» PROVIDED INFORMATION
*** Begin section ***

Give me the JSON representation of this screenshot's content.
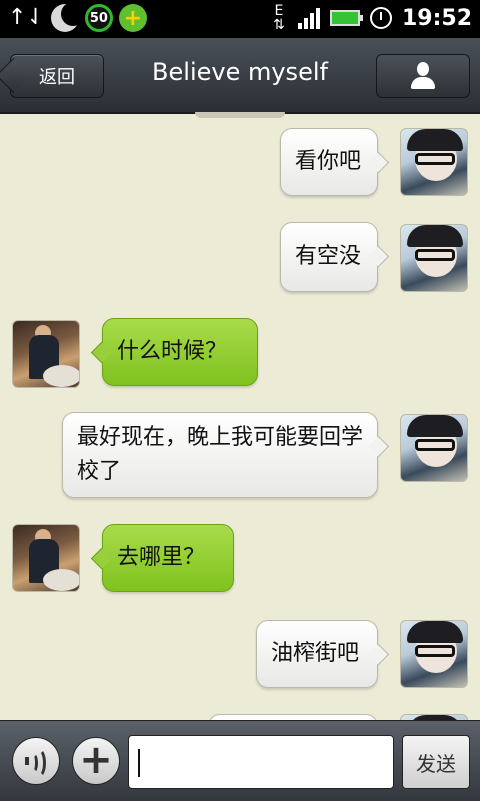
{
  "status_bar": {
    "battery_level": "50",
    "network_type": "E",
    "time": "19:52"
  },
  "header": {
    "back_label": "返回",
    "title": "Believe myself"
  },
  "messages": [
    {
      "side": "out",
      "text": "看你吧"
    },
    {
      "side": "out",
      "text": "有空没"
    },
    {
      "side": "in",
      "text": "什么时候？"
    },
    {
      "side": "out",
      "text": "最好现在，晚上我可能要回学校了"
    },
    {
      "side": "in",
      "text": "去哪里？"
    },
    {
      "side": "out",
      "text": "油榨街吧"
    }
  ],
  "composer": {
    "input_value": "",
    "send_label": "发送"
  },
  "icons": {
    "status_left": [
      "data-transfer-icon",
      "weather-icon",
      "battery-saver-icon",
      "security-plus-icon"
    ],
    "status_right": [
      "network-icon",
      "signal-icon",
      "battery-icon",
      "alarm-icon"
    ],
    "header": [
      "back-arrow",
      "user-icon"
    ],
    "composer": [
      "voice-icon",
      "plus-icon"
    ]
  },
  "colors": {
    "background": "#ecebd6",
    "incoming_bubble": "#8fcb2f",
    "outgoing_bubble": "#f2f2f0",
    "header": "#33383e"
  }
}
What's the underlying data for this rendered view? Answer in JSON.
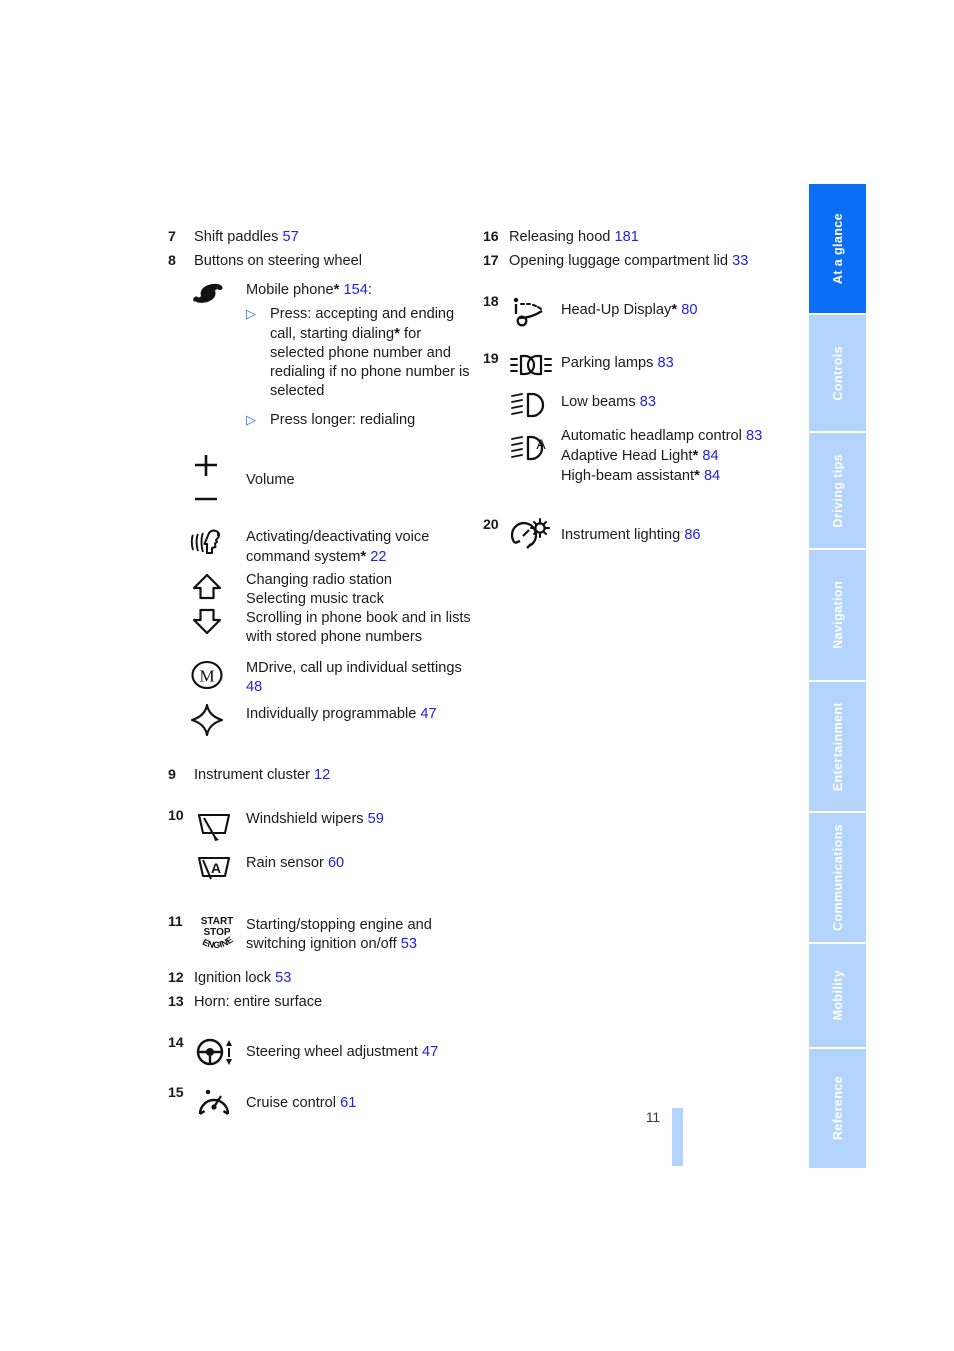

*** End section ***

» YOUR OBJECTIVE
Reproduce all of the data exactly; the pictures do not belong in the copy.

» ANSWER BELOW
Give me the JSON representation of this screenshot's content.
{
  "status_bar": {
    "battery_level": "50",
    "network_type": "E",
    "time": "19:52"
  },
  "header": {
    "back_label": "返回",
    "title": "Believe myself"
  },
  "messages": [
    {
      "side": "out",
      "text": "看你吧"
    },
    {
      "side": "out",
      "text": "有空没"
    },
    {
      "side": "in",
      "text": "什么时候？"
    },
    {
      "side": "out",
      "text": "最好现在，晚上我可能要回学校了"
    },
    {
      "side": "in",
      "text": "去哪里？"
    },
    {
      "side": "out",
      "text": "油榨街吧"
    }
  ],
  "composer": {
    "input_value": "",
    "send_label": "发送"
  },
  "icons": {
    "status_left": [
      "data-transfer-icon",
      "weather-icon",
      "battery-saver-icon",
      "security-plus-icon"
    ],
    "status_right": [
      "network-icon",
      "signal-icon",
      "battery-icon",
      "alarm-icon"
    ],
    "header": [
      "back-arrow",
      "user-icon"
    ],
    "composer": [
      "voice-icon",
      "plus-icon"
    ]
  },
  "colors": {
    "background": "#ecebd6",
    "incoming_bubble": "#8fcb2f",
    "outgoing_bubble": "#f2f2f0",
    "header": "#33383e"
  }
}
What's the underlying data for this rendered view? Answer in JSON.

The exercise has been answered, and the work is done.